**WORK ORDER**: Copy every line in the records below that contains the word "JSON".

Web page and app entries:
========================

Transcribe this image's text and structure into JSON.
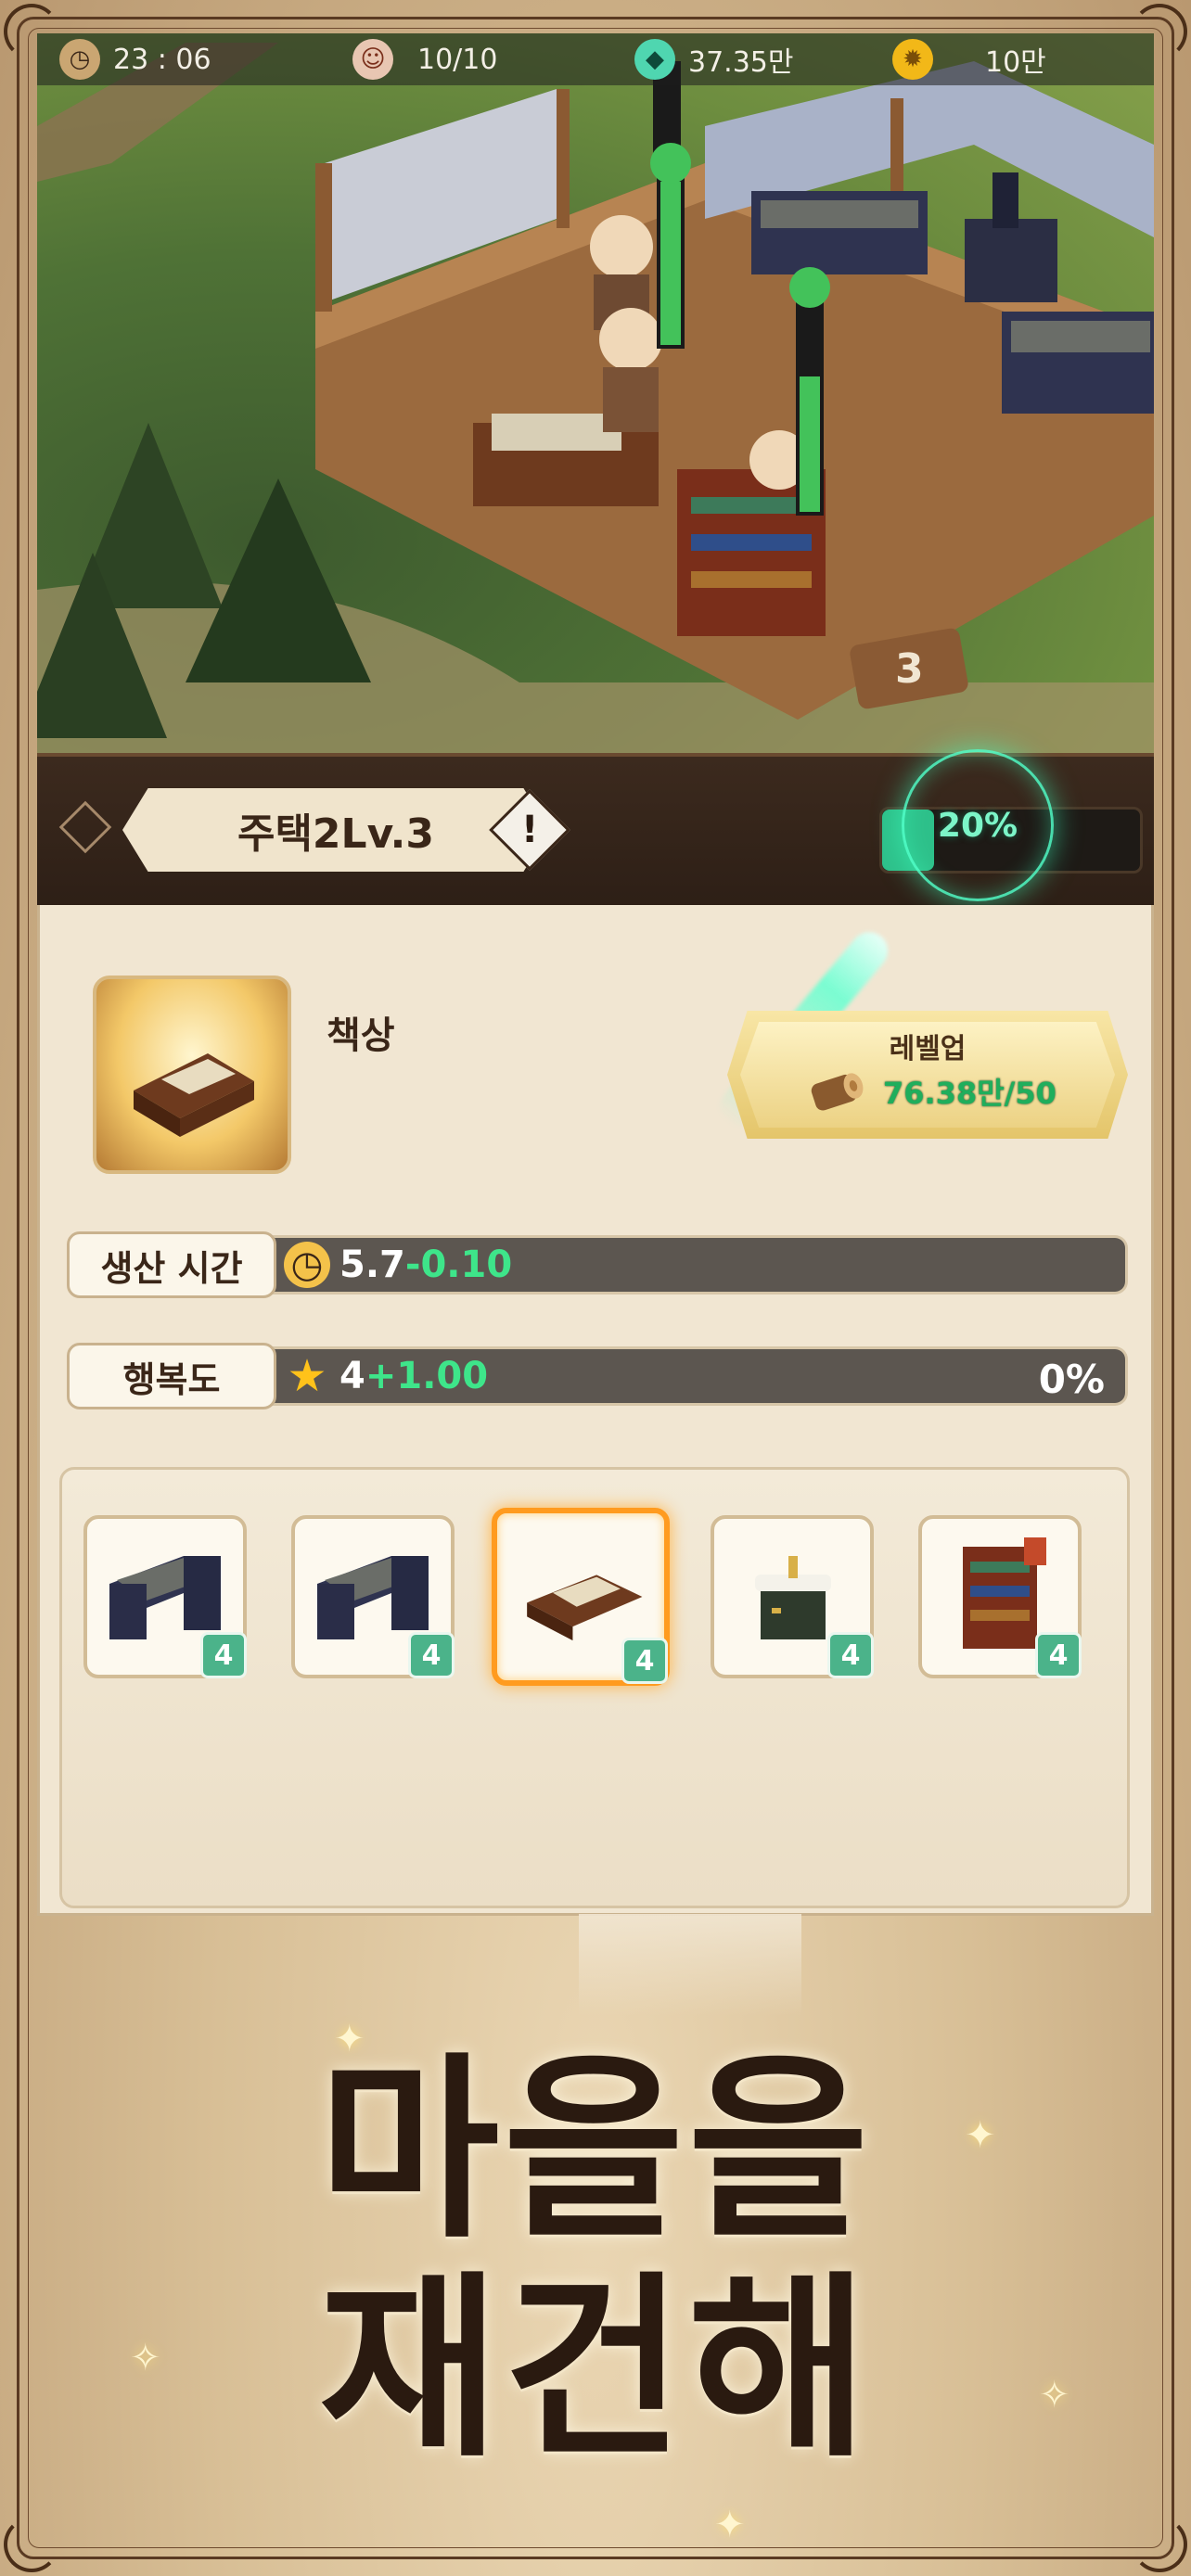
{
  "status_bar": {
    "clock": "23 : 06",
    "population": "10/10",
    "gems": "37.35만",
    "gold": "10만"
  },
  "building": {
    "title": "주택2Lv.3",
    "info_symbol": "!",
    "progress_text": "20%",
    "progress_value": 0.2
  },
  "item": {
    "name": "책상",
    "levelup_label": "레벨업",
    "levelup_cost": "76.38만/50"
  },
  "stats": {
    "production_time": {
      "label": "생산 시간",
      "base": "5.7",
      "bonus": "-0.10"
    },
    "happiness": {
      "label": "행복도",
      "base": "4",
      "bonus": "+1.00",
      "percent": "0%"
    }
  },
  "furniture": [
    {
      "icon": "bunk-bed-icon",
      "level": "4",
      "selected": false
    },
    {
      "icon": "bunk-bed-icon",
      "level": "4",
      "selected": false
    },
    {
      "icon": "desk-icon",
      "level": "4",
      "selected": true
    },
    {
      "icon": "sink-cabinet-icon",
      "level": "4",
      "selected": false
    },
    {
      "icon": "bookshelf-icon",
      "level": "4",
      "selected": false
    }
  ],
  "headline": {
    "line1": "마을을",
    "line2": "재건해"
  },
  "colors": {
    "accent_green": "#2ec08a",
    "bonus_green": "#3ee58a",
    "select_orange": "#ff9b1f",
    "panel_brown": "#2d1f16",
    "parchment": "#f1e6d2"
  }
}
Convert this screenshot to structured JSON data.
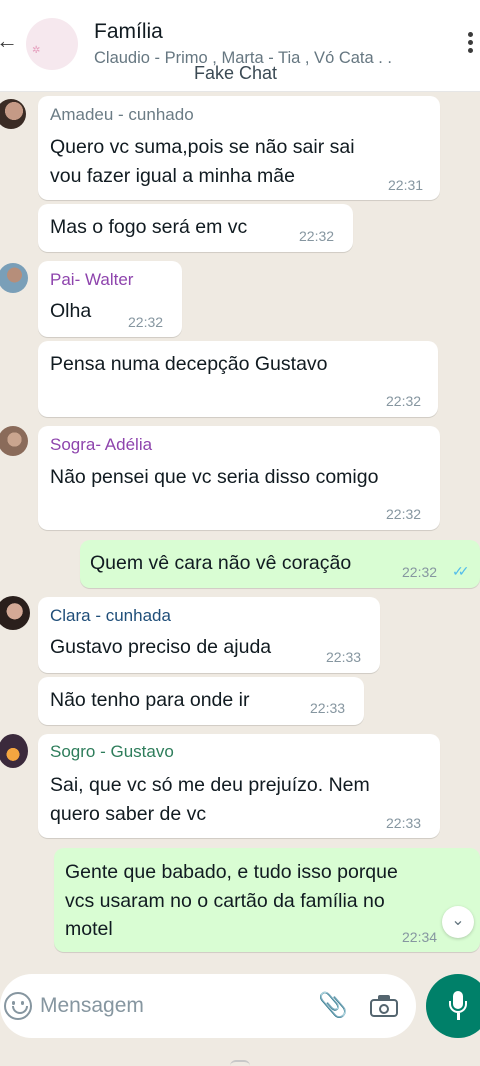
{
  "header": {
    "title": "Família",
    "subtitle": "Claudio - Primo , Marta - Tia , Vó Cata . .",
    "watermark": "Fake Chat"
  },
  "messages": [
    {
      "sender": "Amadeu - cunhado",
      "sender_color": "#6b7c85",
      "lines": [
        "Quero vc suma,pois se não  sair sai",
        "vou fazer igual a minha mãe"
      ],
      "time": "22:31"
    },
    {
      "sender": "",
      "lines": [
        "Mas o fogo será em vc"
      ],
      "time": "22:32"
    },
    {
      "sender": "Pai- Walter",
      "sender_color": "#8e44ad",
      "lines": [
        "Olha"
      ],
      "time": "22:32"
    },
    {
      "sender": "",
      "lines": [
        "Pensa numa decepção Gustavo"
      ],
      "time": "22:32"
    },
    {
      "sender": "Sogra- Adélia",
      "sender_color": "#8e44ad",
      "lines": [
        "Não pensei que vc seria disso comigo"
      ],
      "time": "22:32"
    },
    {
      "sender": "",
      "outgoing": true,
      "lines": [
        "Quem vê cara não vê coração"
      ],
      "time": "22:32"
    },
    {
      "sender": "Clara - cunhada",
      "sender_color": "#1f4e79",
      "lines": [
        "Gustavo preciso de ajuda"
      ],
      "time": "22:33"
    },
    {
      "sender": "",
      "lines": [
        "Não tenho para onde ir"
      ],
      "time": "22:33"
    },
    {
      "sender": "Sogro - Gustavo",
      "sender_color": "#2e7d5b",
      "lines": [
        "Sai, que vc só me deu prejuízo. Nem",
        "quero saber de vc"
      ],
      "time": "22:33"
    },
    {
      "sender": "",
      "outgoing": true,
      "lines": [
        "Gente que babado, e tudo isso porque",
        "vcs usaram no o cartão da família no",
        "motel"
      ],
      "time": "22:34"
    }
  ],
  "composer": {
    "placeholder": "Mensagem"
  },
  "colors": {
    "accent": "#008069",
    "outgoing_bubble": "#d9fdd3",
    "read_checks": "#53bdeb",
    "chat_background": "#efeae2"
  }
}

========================

**SOLUTION TO THIS TASK**:
Transcribe this image's text and structure into JSON.
Convert this screenshot to structured JSON data.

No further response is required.